The oil price fell again last night with Brent down another 2.5% to $56.09 as I write. The culprit was a huge surge in US stockpiles, much more than expected, which has that nations swimming in the black stuff:
The culprit is surging production:
This is entirely to be expected. As the margin and capital squeeze hits shale oil producers, they will respond with mass cost cuts and a charge towards higher volumes to make up for lost prices. It will run until the combined falling rig count and rapid well depletion rate combine to pull back the production increases, which ought to be around May.
Before then we’ll very likely retest oil price lows but I remain comfortable that from there the price bottom is in barring some global shock. The indicative LNG contract price today is $8.19mmBtu:
In wider LNG news, APLNG has received “first gas”, from LNGworldnews:

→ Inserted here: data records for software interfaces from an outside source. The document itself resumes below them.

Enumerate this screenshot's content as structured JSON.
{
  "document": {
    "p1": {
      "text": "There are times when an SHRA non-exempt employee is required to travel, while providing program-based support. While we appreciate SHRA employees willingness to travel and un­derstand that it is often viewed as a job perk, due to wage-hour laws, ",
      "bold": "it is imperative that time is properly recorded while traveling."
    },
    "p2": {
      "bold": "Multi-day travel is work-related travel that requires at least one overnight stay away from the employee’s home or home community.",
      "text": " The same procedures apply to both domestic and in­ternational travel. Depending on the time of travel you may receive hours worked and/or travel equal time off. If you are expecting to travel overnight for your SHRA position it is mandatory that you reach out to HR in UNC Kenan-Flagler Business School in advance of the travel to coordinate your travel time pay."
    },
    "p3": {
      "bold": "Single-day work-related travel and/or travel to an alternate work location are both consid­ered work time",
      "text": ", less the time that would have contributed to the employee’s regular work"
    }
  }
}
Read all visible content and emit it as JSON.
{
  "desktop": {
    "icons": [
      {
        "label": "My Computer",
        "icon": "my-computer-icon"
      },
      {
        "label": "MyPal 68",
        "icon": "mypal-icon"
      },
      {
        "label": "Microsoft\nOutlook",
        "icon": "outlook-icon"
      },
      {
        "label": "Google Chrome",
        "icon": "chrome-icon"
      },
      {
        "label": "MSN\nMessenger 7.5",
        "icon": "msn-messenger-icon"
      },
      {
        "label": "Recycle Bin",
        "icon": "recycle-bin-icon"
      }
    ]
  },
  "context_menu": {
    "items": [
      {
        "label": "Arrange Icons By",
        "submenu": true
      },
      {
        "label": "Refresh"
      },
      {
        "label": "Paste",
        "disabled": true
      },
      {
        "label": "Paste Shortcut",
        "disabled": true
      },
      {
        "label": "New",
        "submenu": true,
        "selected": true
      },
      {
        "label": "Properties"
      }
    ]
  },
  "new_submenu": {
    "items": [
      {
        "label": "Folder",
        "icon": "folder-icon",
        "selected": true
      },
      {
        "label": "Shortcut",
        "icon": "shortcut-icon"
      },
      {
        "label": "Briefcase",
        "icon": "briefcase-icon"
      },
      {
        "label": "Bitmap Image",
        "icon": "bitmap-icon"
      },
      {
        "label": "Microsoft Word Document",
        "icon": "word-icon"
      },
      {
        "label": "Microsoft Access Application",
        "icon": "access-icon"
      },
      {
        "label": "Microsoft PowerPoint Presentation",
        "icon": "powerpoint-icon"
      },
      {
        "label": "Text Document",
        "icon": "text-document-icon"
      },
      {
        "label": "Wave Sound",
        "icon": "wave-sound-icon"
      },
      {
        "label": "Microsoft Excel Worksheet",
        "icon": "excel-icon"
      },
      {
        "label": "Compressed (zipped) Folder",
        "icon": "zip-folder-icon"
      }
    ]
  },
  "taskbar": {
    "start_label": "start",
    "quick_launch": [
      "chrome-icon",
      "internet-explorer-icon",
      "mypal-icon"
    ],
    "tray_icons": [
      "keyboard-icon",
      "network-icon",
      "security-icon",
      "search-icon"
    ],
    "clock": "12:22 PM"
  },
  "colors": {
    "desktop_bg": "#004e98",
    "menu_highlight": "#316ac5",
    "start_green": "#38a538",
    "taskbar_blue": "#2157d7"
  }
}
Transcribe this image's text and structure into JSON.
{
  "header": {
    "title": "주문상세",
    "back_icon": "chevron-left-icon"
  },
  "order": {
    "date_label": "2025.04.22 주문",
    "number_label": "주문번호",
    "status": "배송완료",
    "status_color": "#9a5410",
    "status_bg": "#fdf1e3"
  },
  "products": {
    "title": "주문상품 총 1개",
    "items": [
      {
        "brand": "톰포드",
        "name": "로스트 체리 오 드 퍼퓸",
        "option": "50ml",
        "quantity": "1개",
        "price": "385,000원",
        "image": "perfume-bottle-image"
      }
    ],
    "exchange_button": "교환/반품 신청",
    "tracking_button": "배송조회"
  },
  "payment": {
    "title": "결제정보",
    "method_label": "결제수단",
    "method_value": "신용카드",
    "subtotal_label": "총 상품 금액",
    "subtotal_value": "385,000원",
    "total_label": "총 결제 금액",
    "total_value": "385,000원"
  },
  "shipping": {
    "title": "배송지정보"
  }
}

Australia Pacific LNG informed it had reached a significant milestone with the arrival of first gas from its coal seam gas fields in the Surat Basin to its liquefied natural gas facility on Curtis Island, near Gladstone, Queensland.
The arrival of the first gas into the LNG facility also marks the completion of commissioning of the 530km high-pressure gas pipeline, another important milestone for the project, the company said in a statement.
With the completion of the pipeline and the arrival of the gas, Australia Pacific LNG can initiate the commissioning of the power generation facilities on the island.
The commissioning phase of the LNG facility also includes the verification and testing of each system of the first processing train and the two LNG tanks; part of which has already commenced.
APLNG is a joint venture between Origin Energy Limited (37.5%), ConocoPhillips (37.5%) and Sinopec (25%).
The white elephant is 90% complete now and will pump first gas in Q3 before full ramp up in Q1 next year. Sinopec is also the major customer for the project with a commitment to buy more than three-quarters of the offtake, an arrangement it is currently trying to get out of, quite sensibly.
He is also a former gold trader and economic commentator at The Sydney Morning Herald, The Age, the ABC and Business Spectator. He is the co-author of The Great Crash of 2008 with Ross Garnaut and was the editor of the second Garnaut Climate Change Review.